*TASK INSTRUCTIONS:* Using the records that follow, copy every line containing the word "plugins".

*RECORDED DATA:*
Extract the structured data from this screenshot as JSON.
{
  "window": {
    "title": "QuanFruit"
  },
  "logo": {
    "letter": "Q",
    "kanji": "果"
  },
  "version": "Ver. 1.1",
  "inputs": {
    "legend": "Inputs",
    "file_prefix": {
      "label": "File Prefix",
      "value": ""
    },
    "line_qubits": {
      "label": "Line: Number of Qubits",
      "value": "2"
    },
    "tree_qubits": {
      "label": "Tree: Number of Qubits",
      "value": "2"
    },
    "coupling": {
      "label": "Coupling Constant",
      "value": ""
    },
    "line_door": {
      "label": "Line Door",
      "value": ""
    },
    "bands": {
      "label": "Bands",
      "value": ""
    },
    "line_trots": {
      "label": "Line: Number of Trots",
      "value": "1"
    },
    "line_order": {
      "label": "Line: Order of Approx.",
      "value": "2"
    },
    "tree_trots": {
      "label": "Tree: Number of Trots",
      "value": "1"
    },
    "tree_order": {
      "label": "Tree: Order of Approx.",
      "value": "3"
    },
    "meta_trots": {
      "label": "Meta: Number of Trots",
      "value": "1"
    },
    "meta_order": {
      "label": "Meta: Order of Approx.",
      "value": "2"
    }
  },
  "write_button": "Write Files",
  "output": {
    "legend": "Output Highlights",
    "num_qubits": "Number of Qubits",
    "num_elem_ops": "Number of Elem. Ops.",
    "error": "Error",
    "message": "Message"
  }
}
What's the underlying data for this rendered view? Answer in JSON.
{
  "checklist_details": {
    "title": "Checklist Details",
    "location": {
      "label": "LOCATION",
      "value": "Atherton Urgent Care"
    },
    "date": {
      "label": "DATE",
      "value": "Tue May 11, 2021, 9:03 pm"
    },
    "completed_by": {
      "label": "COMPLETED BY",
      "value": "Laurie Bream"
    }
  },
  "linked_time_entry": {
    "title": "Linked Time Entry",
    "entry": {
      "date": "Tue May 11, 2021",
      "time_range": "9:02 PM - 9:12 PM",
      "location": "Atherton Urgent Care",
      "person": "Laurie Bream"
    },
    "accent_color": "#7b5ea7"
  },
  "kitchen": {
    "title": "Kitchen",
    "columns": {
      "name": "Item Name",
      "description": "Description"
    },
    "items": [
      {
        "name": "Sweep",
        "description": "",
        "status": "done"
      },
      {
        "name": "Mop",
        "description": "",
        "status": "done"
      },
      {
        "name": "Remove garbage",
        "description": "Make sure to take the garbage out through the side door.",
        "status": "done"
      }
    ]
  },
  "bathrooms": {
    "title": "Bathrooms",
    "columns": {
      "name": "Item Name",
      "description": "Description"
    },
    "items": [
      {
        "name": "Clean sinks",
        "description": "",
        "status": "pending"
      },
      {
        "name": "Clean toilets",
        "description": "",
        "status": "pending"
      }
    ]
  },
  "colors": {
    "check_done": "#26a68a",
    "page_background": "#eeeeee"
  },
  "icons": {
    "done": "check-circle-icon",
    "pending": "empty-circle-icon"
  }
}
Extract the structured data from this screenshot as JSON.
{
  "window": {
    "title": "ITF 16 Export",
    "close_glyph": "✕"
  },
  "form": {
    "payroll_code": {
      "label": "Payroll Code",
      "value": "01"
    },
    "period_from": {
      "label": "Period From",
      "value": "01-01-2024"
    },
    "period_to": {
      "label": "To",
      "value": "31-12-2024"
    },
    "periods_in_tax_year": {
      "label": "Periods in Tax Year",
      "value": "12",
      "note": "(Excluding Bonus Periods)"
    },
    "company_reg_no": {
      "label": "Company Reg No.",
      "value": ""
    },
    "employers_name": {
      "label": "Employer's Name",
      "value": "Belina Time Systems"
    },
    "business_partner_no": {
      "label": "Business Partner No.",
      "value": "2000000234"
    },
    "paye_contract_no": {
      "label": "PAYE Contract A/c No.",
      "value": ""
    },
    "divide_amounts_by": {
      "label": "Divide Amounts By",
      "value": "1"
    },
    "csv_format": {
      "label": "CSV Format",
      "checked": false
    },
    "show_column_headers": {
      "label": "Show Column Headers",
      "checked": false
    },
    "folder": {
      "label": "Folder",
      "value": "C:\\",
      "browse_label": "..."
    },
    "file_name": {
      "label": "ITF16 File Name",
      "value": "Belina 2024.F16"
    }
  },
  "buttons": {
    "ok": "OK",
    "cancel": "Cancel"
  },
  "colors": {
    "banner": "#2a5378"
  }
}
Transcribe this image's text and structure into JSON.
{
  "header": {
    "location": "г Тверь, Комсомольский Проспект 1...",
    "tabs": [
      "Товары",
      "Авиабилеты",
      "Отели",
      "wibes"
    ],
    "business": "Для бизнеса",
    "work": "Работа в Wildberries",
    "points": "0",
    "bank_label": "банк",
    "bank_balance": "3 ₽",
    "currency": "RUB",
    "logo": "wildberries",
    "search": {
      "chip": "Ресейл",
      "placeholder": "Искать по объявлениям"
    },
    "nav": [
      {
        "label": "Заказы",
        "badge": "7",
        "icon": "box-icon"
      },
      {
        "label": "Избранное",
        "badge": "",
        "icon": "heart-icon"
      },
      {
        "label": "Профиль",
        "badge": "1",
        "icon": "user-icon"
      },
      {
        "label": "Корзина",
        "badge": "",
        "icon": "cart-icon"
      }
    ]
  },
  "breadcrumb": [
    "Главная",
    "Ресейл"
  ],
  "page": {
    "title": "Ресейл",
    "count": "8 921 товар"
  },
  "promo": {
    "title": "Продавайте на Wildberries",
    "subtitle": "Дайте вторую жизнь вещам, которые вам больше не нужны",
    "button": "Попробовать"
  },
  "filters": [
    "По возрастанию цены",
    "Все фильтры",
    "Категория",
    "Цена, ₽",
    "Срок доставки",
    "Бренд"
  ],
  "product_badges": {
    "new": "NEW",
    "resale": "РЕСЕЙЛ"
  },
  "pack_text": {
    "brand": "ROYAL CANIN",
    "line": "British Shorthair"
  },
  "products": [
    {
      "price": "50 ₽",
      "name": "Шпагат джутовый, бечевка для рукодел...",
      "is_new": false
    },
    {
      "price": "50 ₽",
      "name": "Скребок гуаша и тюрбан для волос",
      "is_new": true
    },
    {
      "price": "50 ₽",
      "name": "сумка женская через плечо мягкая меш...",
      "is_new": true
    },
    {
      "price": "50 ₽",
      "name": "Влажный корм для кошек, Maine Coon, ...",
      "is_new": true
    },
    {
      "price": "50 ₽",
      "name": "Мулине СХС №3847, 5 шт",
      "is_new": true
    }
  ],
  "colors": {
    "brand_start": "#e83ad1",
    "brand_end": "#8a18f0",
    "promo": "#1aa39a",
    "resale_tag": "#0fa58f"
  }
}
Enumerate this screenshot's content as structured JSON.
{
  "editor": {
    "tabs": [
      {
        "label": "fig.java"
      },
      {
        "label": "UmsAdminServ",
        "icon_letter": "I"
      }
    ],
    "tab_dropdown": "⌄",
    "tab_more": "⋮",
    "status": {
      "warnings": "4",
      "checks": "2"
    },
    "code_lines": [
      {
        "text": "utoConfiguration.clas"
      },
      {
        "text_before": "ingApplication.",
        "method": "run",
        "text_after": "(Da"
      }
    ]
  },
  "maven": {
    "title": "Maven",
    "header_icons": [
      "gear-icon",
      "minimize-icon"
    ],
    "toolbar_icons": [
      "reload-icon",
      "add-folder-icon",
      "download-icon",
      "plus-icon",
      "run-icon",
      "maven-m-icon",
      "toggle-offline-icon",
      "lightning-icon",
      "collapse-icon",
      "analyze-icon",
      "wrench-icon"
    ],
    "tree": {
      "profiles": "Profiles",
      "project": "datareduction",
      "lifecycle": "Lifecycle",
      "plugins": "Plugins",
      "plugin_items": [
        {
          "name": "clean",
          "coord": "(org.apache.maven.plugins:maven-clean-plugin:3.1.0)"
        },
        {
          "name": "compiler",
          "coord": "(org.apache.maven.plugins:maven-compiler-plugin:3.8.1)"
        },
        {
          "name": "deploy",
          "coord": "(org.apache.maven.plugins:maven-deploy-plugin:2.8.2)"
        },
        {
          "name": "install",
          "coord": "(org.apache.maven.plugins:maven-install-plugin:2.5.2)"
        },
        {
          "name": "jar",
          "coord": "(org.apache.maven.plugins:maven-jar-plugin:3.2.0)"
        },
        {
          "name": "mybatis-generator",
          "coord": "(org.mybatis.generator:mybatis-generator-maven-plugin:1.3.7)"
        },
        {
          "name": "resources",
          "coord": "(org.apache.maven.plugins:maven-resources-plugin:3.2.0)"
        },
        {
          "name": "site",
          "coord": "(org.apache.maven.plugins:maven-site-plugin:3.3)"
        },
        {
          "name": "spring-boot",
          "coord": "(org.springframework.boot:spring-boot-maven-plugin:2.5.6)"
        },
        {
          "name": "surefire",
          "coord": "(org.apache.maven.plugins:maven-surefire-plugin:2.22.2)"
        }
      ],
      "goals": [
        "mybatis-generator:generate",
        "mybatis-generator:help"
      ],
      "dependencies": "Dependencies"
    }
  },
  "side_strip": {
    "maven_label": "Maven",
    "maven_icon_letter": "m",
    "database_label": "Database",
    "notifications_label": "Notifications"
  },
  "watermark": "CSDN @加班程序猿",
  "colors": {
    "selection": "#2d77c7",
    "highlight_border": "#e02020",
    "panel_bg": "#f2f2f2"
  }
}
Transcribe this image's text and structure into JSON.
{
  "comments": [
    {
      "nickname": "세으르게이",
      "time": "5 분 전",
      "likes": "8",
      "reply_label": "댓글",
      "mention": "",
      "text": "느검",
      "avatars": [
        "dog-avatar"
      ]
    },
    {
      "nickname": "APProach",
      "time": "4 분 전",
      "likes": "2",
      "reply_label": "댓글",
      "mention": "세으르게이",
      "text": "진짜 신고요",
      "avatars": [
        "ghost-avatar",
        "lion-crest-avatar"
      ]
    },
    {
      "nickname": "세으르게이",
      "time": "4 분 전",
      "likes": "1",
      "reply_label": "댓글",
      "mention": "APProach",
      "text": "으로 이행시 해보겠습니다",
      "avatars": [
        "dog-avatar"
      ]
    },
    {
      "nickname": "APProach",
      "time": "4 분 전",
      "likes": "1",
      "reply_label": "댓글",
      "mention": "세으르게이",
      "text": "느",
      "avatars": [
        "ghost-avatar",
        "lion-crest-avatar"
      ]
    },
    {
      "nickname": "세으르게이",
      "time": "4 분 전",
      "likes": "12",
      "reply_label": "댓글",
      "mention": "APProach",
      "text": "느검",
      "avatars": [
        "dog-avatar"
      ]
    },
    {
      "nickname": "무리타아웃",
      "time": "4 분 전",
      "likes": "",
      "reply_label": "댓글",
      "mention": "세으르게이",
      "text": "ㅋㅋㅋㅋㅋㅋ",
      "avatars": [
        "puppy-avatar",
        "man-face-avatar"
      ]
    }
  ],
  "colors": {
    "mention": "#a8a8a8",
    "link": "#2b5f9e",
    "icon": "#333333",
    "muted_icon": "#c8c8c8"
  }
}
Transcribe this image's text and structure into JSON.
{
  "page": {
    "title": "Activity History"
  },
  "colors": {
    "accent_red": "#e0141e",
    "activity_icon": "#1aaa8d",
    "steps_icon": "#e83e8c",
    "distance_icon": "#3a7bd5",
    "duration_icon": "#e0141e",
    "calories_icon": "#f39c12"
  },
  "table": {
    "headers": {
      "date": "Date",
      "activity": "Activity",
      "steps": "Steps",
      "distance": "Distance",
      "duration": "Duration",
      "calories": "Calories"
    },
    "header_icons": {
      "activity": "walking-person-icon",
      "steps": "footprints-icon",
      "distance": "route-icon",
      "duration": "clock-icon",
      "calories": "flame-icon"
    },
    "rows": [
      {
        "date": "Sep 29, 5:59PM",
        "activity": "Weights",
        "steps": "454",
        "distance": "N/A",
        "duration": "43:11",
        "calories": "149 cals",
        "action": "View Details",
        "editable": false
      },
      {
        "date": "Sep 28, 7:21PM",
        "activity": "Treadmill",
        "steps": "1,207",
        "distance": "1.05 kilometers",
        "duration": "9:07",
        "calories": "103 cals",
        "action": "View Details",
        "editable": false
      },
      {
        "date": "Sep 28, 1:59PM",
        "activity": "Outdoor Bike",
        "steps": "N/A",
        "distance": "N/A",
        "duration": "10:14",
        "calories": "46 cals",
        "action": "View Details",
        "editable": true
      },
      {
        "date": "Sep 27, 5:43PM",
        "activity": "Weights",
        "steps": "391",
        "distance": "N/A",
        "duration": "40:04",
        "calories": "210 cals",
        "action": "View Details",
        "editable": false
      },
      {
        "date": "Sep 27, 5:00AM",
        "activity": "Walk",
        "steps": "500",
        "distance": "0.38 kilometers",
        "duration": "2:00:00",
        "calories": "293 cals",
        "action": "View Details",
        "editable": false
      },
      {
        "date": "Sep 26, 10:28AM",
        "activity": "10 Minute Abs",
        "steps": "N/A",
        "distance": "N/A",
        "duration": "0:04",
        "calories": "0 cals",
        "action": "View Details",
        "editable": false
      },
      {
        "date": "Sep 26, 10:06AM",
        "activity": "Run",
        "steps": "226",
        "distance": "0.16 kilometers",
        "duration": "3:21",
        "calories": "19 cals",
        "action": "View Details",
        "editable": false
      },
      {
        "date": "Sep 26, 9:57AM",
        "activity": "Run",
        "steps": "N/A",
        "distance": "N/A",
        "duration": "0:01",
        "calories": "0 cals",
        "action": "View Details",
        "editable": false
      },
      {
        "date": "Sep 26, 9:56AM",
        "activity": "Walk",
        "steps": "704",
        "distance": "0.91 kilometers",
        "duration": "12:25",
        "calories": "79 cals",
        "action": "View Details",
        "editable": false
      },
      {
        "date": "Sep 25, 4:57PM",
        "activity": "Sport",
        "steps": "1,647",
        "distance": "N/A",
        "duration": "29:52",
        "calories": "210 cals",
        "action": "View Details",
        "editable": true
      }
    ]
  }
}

*SOLVED EXERCISE:*
      "plugins": "Plugins",
          "coord": "(org.apache.maven.plugins:maven-clean-plugin:3.1.0)"
          "coord": "(org.apache.maven.plugins:maven-compiler-plugin:3.8.1)"
          "coord": "(org.apache.maven.plugins:maven-deploy-plugin:2.8.2)"
          "coord": "(org.apache.maven.plugins:maven-install-plugin:2.5.2)"
          "coord": "(org.apache.maven.plugins:maven-jar-plugin:3.2.0)"
          "coord": "(org.apache.maven.plugins:maven-resources-plugin:3.2.0)"
          "coord": "(org.apache.maven.plugins:maven-site-plugin:3.3)"
          "coord": "(org.apache.maven.plugins:maven-surefire-plugin:2.22.2)"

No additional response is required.